Slavoj Zizek is one of my favourite contemporary philosophers where he is known as the “Elvis Presley” of philosophy. He often brings new and radical insights to various problems in the world today. Below is a link to Zizek’s documentary “Examined Life” where it shows a 10 minute clip about Zizek’s opinions about ecology.
In the short clip, Zizek firstly contends that the idea of ‘nature’ does not exist where ‘nature’ is seen as organic, balanced, harmonious and reproducing; almost like an organism, which is then disturbed by human interference. ‘Nature’ to Zizek is on the contrary, a series of catastrophe.
Secondly, ecology today has become the new opium of the masses. Zizek draws links between ecology and religion whereby ecology takes over the role of conservative ideology which is a general distrust of change, such as issues regarding biogenetic developments, DNA which is deemed as ‘too much’ for it will disrupt nature. That, he contends is ecology today.
Third, in our technological and artificial environments are alienated from natural environments and that we should keep to our roots with nature and not merely exploit it. The paradox Zizek then raises is that we all understand the problems of the environment today with global warming and climate change et cetera but yet we do not act upon the impending disasters. He claims that there is a disavowal; which means “I know every well but I act as if I don’t know”. Yet despite knowing that the things around us are in danger, we are not able to believe in it as we are not evolutionary to image a catastrophe in that magnitude. As such, Zizek being his radical self, states that the solution here is to cut off even more of our roots in nature and we need more alienation from nature and become more artificial.

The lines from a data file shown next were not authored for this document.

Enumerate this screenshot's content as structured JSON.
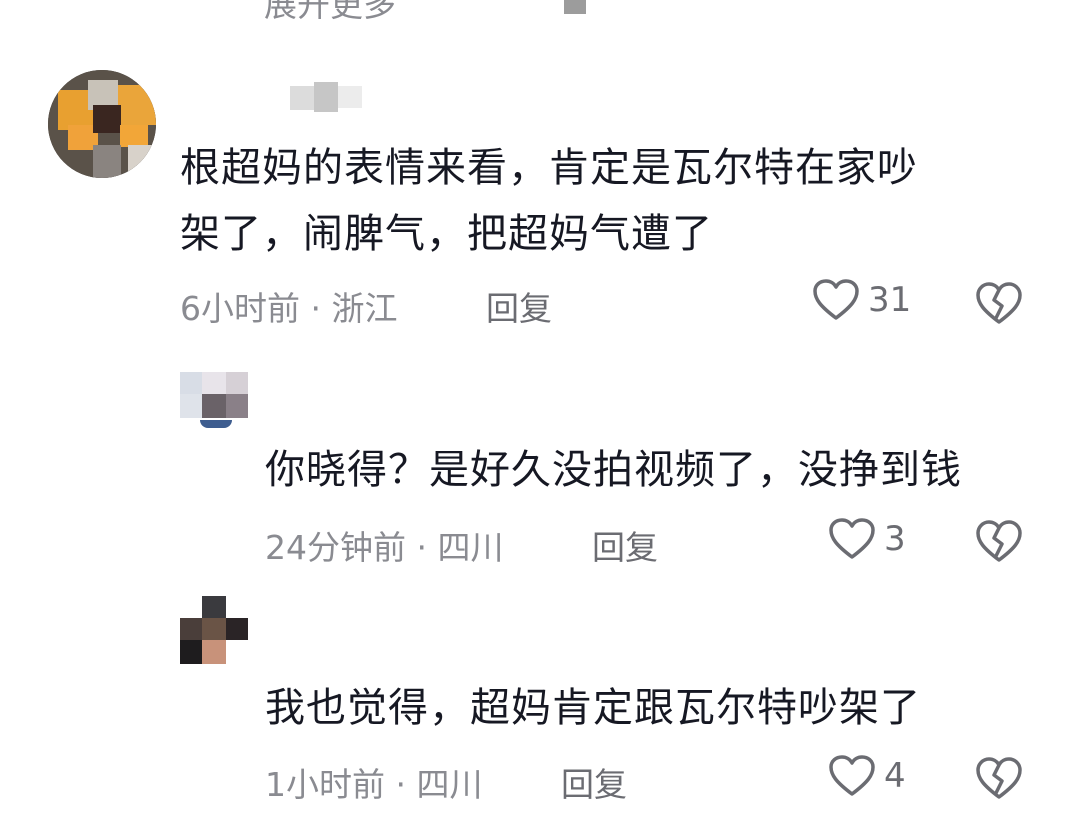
{
  "top": {
    "expand_label": "展开更多"
  },
  "comments": [
    {
      "text_line1": "根超妈的表情来看，肯定是瓦尔特在家吵",
      "text_line2": "架了，闹脾气，把超妈气遭了",
      "meta": "6小时前 · 浙江",
      "reply_label": "回复",
      "likes": "31",
      "icons": {
        "like": "heart-outline-icon",
        "dislike": "broken-heart-icon"
      }
    },
    {
      "text": "你晓得？是好久没拍视频了，没挣到钱",
      "meta": "24分钟前 · 四川",
      "reply_label": "回复",
      "likes": "3",
      "icons": {
        "like": "heart-outline-icon",
        "dislike": "broken-heart-icon"
      }
    },
    {
      "text": "我也觉得，超妈肯定跟瓦尔特吵架了",
      "meta": "1小时前 · 四川",
      "reply_label": "回复",
      "likes": "4",
      "icons": {
        "like": "heart-outline-icon",
        "dislike": "broken-heart-icon"
      }
    }
  ],
  "colors": {
    "text": "#161823",
    "meta": "#8a8b91",
    "icon": "#6b6c72",
    "background": "#ffffff"
  }
}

“The difficult thing here is to develop poetry and spirituality in this dimension; the love for trash itself. Love is not to idealize but rather, to accept it with all the failures and nonetheless it is still absolute for us. Seeing perfection in imperfection itself; that is how we should love the world.
Till ecologists love all of this”: